So given the divisional split I’ve posted above — and that could be very close to the real way MLB splits up 16-team leagues — 156 games might work. Team owners are going to have to give up some home dates, so maybe they’d accept dropping three instead of four, as follows:

20 games vs. everyone in your division (60)
6 games vs. everyone else in your league (72)
3 games vs. two divisions in the other league (24)

The interleague play divisions would be rotated, similar to the way they are now. For those of you saying, “I hate interleague play and they should get rid of it!”, that’s not happening. We have now had interleague play for a quarter-century and it’s not going anywhere. Major League Baseball has essentially been one league since interleague play began in 1997, league presidents were eliminated in 1999 and the umpiring crews were merged in 2000. I would expect the universal DH to be adopted as part of the new CBA, completing the “one league” concept.

Anyway, what I’ve proposed above is a very division-centric schedule and given the importance of winning your division and especially trying to become the No. 1 seed and getting a bye past the wild card round, I think teams would want something like this. It would allow for September games to be all divisional play, when playing your three divisional rivals would be the most important. Lastly, with 96 of the 156 games all being in three-game series, it would allow common MLB off days in about two-thirds of all weeks. For example, MLB could schedule a league-wide off day on the Monday closest to July 31 each year and make that the trade deadline.
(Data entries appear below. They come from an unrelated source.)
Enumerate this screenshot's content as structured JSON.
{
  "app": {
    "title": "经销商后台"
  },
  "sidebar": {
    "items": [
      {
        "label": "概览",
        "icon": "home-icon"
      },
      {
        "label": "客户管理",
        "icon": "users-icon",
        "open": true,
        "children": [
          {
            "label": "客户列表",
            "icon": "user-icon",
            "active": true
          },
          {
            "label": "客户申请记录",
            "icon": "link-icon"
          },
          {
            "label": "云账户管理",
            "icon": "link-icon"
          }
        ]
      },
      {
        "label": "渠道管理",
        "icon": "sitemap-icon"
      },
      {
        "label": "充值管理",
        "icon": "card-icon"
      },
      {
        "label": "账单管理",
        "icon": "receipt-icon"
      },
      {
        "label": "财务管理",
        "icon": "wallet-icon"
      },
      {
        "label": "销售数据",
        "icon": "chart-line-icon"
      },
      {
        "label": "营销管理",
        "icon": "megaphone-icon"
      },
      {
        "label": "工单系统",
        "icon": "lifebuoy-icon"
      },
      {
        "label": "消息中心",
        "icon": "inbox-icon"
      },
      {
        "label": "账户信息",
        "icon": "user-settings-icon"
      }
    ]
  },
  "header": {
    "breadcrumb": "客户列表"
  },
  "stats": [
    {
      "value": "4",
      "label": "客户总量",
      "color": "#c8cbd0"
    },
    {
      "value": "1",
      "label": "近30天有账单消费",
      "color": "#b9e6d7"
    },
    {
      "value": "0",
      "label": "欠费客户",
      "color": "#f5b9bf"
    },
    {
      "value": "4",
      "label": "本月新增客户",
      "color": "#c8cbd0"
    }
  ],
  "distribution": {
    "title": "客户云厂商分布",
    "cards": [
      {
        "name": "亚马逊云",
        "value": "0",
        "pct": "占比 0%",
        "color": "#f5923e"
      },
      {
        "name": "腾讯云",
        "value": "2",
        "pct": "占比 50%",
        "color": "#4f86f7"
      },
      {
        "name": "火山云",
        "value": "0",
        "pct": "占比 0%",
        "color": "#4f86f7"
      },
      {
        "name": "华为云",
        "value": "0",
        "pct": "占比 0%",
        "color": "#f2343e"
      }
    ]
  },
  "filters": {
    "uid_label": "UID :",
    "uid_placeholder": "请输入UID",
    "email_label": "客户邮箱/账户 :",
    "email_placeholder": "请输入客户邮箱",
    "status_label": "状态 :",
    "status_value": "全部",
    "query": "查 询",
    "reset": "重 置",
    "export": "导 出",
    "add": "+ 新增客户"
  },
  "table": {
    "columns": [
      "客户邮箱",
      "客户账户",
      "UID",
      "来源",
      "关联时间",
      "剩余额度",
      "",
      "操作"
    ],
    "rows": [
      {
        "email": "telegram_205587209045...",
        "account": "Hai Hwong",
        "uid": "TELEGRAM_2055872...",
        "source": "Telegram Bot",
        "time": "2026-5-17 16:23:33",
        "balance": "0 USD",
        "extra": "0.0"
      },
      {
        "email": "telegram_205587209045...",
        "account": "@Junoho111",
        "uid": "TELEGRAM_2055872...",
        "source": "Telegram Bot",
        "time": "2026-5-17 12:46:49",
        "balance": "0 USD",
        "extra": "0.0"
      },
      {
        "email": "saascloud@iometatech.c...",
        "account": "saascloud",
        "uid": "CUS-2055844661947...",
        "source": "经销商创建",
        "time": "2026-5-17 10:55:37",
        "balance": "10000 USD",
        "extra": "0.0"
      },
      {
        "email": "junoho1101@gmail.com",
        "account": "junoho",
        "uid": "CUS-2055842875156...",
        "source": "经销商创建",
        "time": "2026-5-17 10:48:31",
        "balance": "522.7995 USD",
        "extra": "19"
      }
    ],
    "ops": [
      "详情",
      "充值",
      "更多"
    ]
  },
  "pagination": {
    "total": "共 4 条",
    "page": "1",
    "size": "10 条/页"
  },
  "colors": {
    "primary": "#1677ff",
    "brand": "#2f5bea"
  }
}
Wouldn’t it be fun to have every team off on trade deadline day and have a live MLB Network show just covering that?

Lastly, a schedule like this would help reduce travel, which would be easier on players and also help reduce the league’s carbon footprint — that was covered in this recent article by Hannah Keyser at Yahoo.

Perhaps you have a different idea for a different schedule after expansion. Go for it, but know this: MLB teams are almost certain to play fewer than 162 regular-season games once expansion happens.

Poll

How many regular season games should MLB teams play after leagues expand to 16 teams each?

This poll is closed

  • 27%
    162
    (67 votes)
  • 3%
    160
    (8 votes)
  • 4%
    158
    (12 votes)
  • 28%
    156
    (71 votes)
  • 32%
    154
    (80 votes)
  • 3%
    Some other number (leave in comments)
    (8 votes)
246 votes total Vote Now

Poll

How many teams should be included in MLB’s postseason if it’s changed from the current 10 teams?

This poll is closed

  • 24%
    Fewer than 10
    (58 votes)
  • 14%
    10
    (35 votes)
  • 38%
    12
    (91 votes)
  • 12%
    14
    (30 votes)
  • 7%
    16
    (17 votes)
  • 1%
    Some other number (leave in comments)
    (4 votes)
235 votes total Vote Now